The Hip
Home » Bones » Tibia and Fibula » Enhancement of Fixator Stability

Enhancement of Fixator Stability

- Methods:
    - increasing pin diameter:
         - most important factor in fixator stability;
         - adult tibia: usually requires fixation w/ 4.5 to 6.0 mm pins;
         - pins must be < 1/3 bone diameter to prevent pin hole fractures;
         - reference:
               - Biomechanical analysis of pin placement and pin size for external fixation of distal radius fractures.
    - widely separated pins within single fragment;
    - placement of pins near the fracture site;        
    - number of pins:
         - three pins usually provide axial stability even w/ segmental comminution;
         - little is gained w/ a 4th pin in single segment;
         - short fragments fixed w/ 2 pins in same plane will provide stability in plane of pins but will be relatively unstable in plane at a right angle to the pins;
    - number of support bars:
    - additional planes of fixation:
         - a short fragment may not allow 3 pins in single plane but may allow additional pins in a different plane;
         - unilateral external fixators must stabilize the frx from an eccentric off axis position, and are most able to control frx site bending and shear when there is frx site opposition;
         - multiplane fixation or circular wire fixators help limit frx site bending and shear and allow load sharing at the frx site;
    - proximity to the extremity: (decreasing bone to support bar distance)
    - fibular fixation:
         - see frx of the tibia w/ intact fibula;
         - reference: Plating of the fibula. Its potential value as an adjunct to external fixation of the tibia.

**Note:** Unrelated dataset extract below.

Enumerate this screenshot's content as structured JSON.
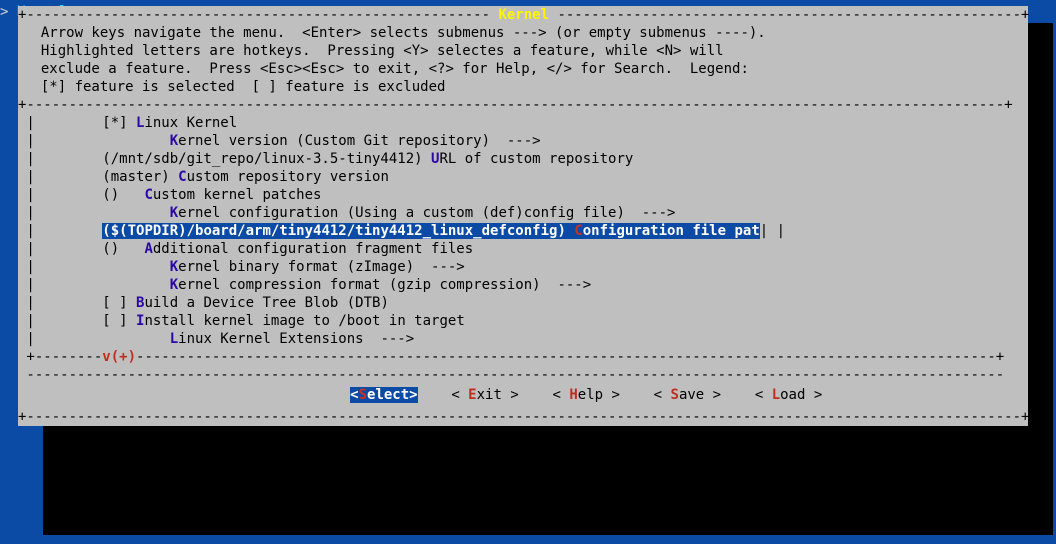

Fracture Site Motion with Ilizarov and "Hybrid" External Fixation.
    - biomechanical study which compared stability of Ilizarov fixator to a Hybrid fixator in a frx model;
    - findings:
          - in a completely unstable frx model, a four ring Ilizarov fixator has substantially more stability than a unilateral Hybrid fixator;
    - weakness of study:
          - most fractures have at least some bone apposition which confers load sharing;
          - the frx model used in their study used longer half pins than would be used for most tibial frx;
                 - as would be expected, increasing the distance between the half pins and bone will decreased frx stability;
          - in most cases, Ilizarov transfixation wires cannot be placed at right angles to each other, and therefore, the construct will not be as stable as the one in the biomechanical study;

- Case Example:

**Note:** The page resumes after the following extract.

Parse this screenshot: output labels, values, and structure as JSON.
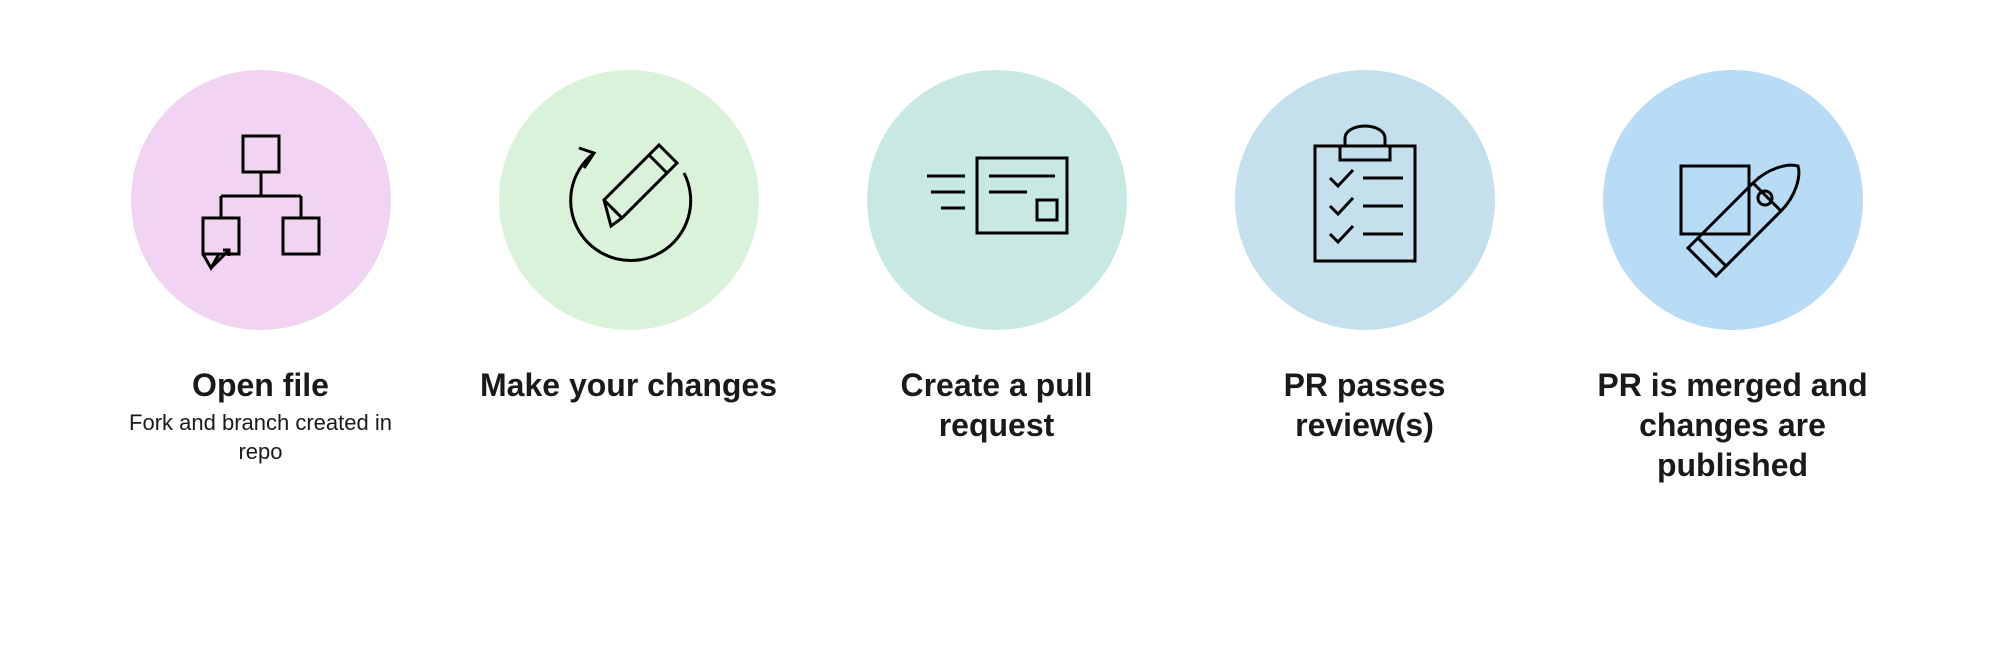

    - 30-year-old prisoner who sustained a patellar fracture and a distal tibia fracture;
    - he was treated w/ an external fixator but several treatment principles were ignored;
    - the fracture was left distracted, the pins were not spread out and were placed well away from the fracture site, and the fixator bar was not near the skin;
    - as might be expected, this went on to a non union


Plating of the fibula. Its potential value as an adjunct to external fixation of the tibia.

The Role of Supplemental Lag-Screw Fixation for Open Fractures of the Tibial Shaft Treated With External Fixation.

Medial external fixation with lateral plate internal fixation in metaphyseal tibia fractures. A report of eight cases associated with severe soft-tissue injury.

Fracture Site Motion with Ilizarov and "Hybrid" External Fixation

Mechanical considerations in using tensioned wires in a transosseous external fixation system.

The effect of rigidity on fracture healing in external fixation.